TASK ITEM
So that nothing is lost, restate each entry exactly as supplied.

(Entries from a dataset of interfaces)
________________________

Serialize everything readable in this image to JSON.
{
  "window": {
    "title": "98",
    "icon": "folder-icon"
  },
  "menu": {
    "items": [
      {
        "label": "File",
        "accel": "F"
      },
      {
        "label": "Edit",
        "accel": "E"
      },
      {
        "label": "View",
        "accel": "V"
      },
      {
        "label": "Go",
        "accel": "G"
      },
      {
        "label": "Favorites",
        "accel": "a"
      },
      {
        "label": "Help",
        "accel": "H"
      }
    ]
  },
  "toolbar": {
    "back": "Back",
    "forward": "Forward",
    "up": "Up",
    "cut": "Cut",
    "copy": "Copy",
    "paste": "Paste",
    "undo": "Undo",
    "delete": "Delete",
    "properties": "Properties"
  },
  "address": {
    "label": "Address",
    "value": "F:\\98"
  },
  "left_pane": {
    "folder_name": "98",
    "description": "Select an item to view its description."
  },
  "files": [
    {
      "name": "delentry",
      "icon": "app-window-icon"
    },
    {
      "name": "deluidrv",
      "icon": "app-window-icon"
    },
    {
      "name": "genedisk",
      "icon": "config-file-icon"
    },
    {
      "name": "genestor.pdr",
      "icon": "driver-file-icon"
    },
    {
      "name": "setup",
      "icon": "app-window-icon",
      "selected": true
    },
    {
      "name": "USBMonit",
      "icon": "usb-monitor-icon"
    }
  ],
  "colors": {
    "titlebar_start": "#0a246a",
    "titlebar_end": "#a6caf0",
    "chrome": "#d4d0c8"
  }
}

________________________

TASK OUTPUT
Serialize everything readable in this image to JSON.
{
  "window": {
    "title": "98",
    "icon": "folder-icon"
  },
  "menu": {
    "items": [
      {
        "label": "File",
        "accel": "F"
      },
      {
        "label": "Edit",
        "accel": "E"
      },
      {
        "label": "View",
        "accel": "V"
      },
      {
        "label": "Go",
        "accel": "G"
      },
      {
        "label": "Favorites",
        "accel": "a"
      },
      {
        "label": "Help",
        "accel": "H"
      }
    ]
  },
  "toolbar": {
    "back": "Back",
    "forward": "Forward",
    "up": "Up",
    "cut": "Cut",
    "copy": "Copy",
    "paste": "Paste",
    "undo": "Undo",
    "delete": "Delete",
    "properties": "Properties"
  },
  "address": {
    "label": "Address",
    "value": "F:\\98"
  },
  "left_pane": {
    "folder_name": "98",
    "description": "Select an item to view its description."
  },
  "files": [
    {
      "name": "delentry",
      "icon": "app-window-icon"
    },
    {
      "name": "deluidrv",
      "icon": "app-window-icon"
    },
    {
      "name": "genedisk",
      "icon": "config-file-icon"
    },
    {
      "name": "genestor.pdr",
      "icon": "driver-file-icon"
    },
    {
      "name": "setup",
      "icon": "app-window-icon",
      "selected": true
    },
    {
      "name": "USBMonit",
      "icon": "usb-monitor-icon"
    }
  ],
  "colors": {
    "titlebar_start": "#0a246a",
    "titlebar_end": "#a6caf0",
    "chrome": "#d4d0c8"
  }
}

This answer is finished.